Mr Ben Sayers in responding, returned thanks on behalf of the professionals for the kind remarks made, and said he could assure them it was a pleasure to be here to-day among such a lot of nice people. At the same time he begged to thank the Rothesay Town Council and people for giving him the honour of laying off the course. ( Applause.)
Mr James Braid, in the course of some remarks, said he found it more difficult to make a speech than to play a game. He congratulated the council of Rothesay on the magnificent golf course they had laid out, and Mr Sayers for having made the most of a difficult situation. He also congratulated Balie Harvey and Mr Bremner on the way in which they had carried out the work.
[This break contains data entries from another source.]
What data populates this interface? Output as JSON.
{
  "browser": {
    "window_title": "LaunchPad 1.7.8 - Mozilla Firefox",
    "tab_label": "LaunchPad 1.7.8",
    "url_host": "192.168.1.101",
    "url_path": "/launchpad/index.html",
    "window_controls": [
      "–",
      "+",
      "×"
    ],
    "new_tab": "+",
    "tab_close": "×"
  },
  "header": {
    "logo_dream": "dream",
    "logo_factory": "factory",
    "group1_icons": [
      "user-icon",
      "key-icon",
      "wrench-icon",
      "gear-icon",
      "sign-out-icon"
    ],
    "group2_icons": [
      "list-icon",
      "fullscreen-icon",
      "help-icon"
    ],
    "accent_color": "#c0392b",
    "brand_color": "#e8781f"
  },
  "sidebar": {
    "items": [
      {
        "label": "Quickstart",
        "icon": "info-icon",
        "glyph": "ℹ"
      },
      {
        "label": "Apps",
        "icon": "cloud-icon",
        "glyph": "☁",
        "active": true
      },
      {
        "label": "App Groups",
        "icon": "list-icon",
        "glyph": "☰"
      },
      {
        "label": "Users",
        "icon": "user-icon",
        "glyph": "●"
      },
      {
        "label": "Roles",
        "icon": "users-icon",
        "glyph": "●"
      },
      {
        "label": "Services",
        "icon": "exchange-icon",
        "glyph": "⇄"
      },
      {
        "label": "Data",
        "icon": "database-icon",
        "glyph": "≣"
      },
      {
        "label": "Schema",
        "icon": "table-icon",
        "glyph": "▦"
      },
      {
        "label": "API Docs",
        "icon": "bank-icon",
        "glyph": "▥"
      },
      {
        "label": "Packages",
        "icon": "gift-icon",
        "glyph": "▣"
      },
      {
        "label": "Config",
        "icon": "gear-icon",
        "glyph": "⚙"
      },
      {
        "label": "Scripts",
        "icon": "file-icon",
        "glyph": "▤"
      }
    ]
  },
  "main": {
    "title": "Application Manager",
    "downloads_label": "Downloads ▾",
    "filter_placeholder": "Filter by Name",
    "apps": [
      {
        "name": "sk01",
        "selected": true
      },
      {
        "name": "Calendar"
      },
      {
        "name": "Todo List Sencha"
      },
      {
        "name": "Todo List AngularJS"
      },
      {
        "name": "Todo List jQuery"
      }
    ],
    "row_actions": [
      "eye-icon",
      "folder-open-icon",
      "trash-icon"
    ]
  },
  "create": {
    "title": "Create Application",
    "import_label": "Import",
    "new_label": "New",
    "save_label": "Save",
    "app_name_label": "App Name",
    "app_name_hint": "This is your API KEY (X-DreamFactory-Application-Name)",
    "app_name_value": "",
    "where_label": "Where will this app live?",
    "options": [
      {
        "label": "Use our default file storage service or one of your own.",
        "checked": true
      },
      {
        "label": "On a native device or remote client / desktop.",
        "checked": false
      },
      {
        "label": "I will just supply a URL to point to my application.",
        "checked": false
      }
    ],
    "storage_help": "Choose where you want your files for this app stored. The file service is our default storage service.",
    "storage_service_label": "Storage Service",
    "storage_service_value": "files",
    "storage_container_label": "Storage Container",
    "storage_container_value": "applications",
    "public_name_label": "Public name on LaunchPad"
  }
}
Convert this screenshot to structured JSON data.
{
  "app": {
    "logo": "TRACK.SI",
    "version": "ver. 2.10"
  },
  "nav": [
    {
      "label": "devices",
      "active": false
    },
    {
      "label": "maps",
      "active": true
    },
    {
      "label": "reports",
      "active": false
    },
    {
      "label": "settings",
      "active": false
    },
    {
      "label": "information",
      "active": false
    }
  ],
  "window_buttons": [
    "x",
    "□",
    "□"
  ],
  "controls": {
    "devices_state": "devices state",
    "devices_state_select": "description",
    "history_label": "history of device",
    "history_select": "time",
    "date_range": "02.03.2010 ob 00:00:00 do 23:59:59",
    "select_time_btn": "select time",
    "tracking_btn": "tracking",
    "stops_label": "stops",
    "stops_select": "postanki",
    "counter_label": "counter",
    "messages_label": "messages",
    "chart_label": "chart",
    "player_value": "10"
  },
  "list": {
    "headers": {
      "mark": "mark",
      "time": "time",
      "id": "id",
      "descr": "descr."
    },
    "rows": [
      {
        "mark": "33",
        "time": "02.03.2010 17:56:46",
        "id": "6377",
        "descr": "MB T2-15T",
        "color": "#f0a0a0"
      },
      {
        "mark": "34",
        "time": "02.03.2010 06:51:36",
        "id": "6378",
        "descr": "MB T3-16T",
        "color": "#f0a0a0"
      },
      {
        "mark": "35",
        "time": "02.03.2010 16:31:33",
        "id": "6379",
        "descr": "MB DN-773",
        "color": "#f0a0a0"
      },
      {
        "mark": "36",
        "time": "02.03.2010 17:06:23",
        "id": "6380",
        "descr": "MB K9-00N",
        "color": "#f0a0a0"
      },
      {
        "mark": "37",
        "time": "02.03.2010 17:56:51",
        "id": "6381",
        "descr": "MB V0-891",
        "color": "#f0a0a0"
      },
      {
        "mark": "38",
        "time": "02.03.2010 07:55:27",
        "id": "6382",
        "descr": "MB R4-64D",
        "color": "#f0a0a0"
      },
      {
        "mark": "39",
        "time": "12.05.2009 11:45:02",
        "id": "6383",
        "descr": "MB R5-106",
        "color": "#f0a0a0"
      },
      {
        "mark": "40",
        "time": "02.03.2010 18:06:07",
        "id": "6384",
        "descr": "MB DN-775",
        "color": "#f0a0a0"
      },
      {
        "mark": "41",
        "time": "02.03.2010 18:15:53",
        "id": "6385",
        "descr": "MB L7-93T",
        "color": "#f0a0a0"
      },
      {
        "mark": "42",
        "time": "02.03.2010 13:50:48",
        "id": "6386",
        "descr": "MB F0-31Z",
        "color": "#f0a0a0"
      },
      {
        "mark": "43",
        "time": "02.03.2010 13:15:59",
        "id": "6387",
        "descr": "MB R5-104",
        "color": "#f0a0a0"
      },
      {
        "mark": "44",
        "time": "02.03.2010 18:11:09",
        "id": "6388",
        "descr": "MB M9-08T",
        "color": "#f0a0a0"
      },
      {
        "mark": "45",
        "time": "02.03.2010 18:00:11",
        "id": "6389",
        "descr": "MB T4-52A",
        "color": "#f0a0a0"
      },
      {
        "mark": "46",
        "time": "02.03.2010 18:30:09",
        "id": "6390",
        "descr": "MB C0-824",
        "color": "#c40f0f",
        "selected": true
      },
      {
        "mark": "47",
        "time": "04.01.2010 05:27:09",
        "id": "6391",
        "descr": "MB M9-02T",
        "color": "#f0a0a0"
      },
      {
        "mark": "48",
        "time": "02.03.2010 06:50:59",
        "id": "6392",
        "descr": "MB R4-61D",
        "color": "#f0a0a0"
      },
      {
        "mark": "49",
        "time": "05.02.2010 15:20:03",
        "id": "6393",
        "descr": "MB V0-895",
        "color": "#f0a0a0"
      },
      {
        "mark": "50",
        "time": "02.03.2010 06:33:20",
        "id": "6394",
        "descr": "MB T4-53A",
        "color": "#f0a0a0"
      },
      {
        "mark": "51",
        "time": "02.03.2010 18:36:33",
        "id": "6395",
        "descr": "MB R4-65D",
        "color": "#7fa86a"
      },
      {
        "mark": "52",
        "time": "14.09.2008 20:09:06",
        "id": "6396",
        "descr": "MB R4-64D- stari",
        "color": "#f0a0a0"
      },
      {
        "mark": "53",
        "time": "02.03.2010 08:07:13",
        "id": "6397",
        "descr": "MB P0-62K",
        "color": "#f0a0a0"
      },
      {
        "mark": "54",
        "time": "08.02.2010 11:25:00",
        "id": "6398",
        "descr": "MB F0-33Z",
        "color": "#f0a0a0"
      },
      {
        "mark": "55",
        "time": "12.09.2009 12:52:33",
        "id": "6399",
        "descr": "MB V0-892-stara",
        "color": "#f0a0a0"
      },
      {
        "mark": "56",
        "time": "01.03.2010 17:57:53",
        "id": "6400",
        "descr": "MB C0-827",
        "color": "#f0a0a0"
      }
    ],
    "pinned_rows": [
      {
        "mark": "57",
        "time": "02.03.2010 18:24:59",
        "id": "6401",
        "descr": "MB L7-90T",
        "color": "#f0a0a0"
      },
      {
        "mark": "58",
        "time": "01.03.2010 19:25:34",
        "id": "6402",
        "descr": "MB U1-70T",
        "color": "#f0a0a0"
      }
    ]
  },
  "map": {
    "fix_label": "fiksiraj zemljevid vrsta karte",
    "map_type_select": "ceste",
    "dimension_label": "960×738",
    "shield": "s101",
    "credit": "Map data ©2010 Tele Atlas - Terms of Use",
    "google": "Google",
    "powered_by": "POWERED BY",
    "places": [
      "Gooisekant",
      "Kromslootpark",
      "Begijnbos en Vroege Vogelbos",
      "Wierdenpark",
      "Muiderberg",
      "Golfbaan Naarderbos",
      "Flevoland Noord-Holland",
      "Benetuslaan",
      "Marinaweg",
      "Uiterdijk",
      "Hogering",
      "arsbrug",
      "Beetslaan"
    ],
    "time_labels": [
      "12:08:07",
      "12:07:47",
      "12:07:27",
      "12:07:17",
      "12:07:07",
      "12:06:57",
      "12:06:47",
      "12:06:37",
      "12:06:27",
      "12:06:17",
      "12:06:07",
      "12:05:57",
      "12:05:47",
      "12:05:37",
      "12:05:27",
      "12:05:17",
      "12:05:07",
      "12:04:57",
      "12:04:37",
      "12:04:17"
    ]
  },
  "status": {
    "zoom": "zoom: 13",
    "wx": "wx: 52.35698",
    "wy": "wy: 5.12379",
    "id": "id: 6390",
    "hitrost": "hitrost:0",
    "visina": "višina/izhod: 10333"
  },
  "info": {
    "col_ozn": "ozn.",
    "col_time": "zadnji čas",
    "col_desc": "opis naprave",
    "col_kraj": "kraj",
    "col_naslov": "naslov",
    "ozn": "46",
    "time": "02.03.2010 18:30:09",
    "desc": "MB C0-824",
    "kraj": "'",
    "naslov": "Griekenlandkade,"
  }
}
He was sure anyone visiting Rothesay and playing on the course would very soon come back again. ( Applause.)
Mr J.J. White proposed “ The Chairman,” and the Provost briefly replied.
Mr G.M. McLintock, on behalf of the architect and contractors then presented Bailie Harvey with a handsome gold scarf-ring as a memento of the occasion. Bailie Harvey acknowledged the gift in a few appropriate words and the gathering was brought to a close.
The Afternoon Game
The company afterwards returned to the course, where before an even larger crowd the foursome was resumed. The first hole was halved. Braid and Vardon won the next, and were thus three up, counting their lead. Massy won the next two holes, and the fifth was halved in three. At the sixth, Vardon won with a splendid putt, and increased the lead to two. The other pair won at the seventh, but the eighth was halved. At the ninth Braid and Vardon increased their lead to two. The tenth fell to the other pair, and at the eleventh Sayers, with a fine pitch on the green, squared the match. Halves followed to the sixteenth, at which Braid and Vardon were one up. At the seventeenth the game was again squared, and at the eighteenth, amid considerable excitement, the first three players took four each, while Braid, on the last shot, holed in three, thus concluding the game, with Braid and Vardon, who had lead nearly all along, one up on the day’s play.
Note : More information can be had by looking at Rothesay Golf Club